[[ MATERIAL FOR THE TASK open ]]
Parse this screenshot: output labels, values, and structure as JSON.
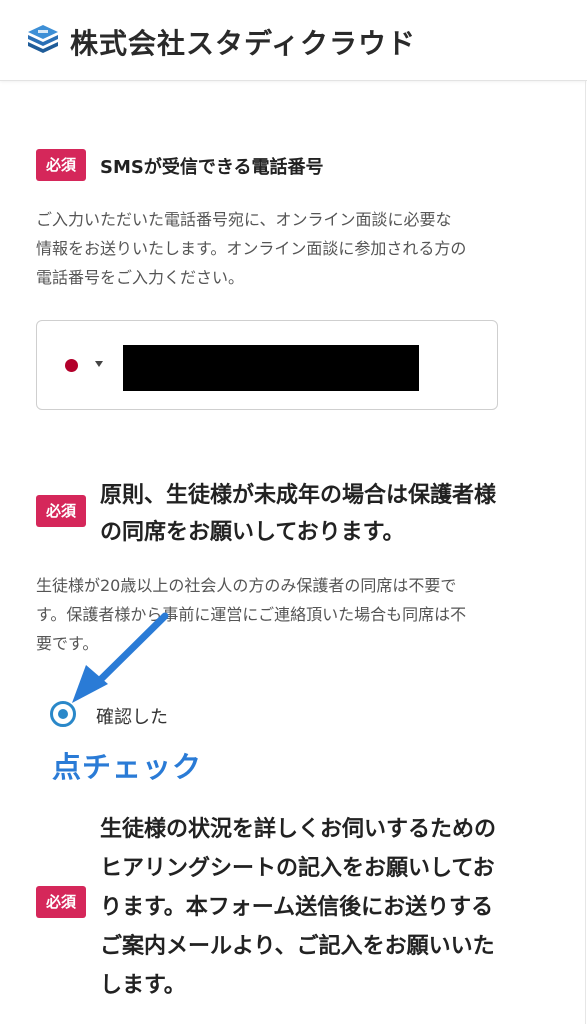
{
  "header": {
    "brand_name": "株式会社スタディクラウド",
    "logo_icon": "stacked-books-icon"
  },
  "colors": {
    "required_badge": "#d5275a",
    "radio_accent": "#2a88c9",
    "annotation": "#2a7bd6"
  },
  "sections": [
    {
      "badge": "必須",
      "title": "SMSが受信できる電話番号",
      "description_lines": [
        "ご入力いただいた電話番号宛に、オンライン面談に必要な",
        "情報をお送りいたします。オンライン面談に参加される方の",
        "電話番号をご入力ください。"
      ],
      "phone": {
        "country_icon": "japan-flag-icon",
        "value": ""
      }
    },
    {
      "badge": "必須",
      "title_lines": [
        "原則、生徒様が未成年の場合は保護者様",
        "の同席をお願いしております。"
      ],
      "description_lines": [
        "生徒様が20歳以上の社会人の方のみ保護者の同席は不要で",
        "す。保護者様から事前に運営にご連絡頂いた場合も同席は不",
        "要です。"
      ],
      "radio_label": "確認した",
      "radio_checked": true
    },
    {
      "badge": "必須",
      "title_lines": [
        "生徒様の状況を詳しくお伺いするための",
        "ヒアリングシートの記入をお願いしてお",
        "ります。本フォーム送信後にお送りする",
        "ご案内メールより、ご記入をお願いいた",
        "します。"
      ]
    }
  ],
  "annotation": {
    "text": "点チェック",
    "arrow_icon": "pointer-arrow-icon"
  }
}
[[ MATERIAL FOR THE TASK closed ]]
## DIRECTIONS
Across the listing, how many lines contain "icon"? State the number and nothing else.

## ANSWER FOR THE TASK
3